Work order:
Report every line of the records beneath this task that holds the string "output".

Record set:
───
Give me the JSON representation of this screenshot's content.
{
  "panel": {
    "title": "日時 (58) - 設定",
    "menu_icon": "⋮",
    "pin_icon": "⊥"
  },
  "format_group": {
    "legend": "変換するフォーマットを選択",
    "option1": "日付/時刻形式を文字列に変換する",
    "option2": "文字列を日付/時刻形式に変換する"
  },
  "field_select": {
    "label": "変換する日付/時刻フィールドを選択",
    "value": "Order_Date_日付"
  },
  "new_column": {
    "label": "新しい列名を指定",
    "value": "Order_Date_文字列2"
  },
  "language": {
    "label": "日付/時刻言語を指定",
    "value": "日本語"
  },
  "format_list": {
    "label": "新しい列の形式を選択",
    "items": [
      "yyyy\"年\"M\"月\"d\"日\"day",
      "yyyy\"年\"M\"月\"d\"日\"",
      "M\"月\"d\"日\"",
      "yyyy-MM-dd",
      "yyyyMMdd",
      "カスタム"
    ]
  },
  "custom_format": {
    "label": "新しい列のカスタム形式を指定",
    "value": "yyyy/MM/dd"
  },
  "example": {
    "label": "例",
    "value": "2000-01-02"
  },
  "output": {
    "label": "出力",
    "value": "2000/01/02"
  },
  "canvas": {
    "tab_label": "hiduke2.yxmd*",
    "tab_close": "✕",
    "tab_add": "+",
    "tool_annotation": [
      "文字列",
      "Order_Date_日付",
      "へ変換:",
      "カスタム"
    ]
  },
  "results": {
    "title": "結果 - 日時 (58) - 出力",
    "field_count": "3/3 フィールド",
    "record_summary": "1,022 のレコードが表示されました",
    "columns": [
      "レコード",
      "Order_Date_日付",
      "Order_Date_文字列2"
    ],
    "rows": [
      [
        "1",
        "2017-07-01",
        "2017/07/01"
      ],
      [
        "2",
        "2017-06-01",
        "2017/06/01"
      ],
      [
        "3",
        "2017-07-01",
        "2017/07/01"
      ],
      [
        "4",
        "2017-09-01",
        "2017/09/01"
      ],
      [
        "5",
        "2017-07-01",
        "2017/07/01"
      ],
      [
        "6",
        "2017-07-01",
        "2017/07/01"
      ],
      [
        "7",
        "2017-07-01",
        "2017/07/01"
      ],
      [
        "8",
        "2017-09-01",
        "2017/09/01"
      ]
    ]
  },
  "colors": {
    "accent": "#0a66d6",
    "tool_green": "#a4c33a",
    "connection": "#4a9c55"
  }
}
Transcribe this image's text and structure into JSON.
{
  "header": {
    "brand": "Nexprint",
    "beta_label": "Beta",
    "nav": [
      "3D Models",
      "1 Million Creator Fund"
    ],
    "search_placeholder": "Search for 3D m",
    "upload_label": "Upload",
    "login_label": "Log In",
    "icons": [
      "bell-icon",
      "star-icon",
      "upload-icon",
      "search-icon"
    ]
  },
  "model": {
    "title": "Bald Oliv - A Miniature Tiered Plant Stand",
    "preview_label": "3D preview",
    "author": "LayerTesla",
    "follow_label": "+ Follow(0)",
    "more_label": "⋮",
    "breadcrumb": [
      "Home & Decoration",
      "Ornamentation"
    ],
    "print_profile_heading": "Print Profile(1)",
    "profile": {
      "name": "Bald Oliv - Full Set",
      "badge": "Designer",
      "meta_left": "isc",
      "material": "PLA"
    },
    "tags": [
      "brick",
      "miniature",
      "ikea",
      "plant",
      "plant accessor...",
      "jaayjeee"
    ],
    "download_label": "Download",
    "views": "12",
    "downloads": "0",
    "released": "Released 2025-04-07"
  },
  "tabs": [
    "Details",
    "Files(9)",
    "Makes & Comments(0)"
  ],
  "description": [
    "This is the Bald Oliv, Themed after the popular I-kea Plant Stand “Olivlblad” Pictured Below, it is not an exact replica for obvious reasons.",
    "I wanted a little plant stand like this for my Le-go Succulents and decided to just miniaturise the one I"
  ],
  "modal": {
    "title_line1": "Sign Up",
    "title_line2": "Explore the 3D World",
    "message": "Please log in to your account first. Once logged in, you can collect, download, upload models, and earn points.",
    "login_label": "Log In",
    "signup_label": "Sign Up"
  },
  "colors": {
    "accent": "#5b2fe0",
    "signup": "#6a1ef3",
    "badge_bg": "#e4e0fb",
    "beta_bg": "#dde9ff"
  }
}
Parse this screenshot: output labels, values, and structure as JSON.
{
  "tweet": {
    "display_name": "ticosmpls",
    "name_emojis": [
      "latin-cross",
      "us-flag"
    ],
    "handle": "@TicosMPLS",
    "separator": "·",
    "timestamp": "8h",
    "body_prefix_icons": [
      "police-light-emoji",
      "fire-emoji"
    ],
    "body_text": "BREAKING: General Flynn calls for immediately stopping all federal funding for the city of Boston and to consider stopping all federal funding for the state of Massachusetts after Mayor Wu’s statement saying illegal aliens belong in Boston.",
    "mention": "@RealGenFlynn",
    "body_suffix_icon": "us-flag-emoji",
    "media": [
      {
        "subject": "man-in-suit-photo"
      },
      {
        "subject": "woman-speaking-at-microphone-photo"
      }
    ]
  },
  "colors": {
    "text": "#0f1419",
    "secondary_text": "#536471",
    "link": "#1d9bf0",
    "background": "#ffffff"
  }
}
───
Response below:
  "output": {
Parse this screenshot: output labels, values, and structure as JSON.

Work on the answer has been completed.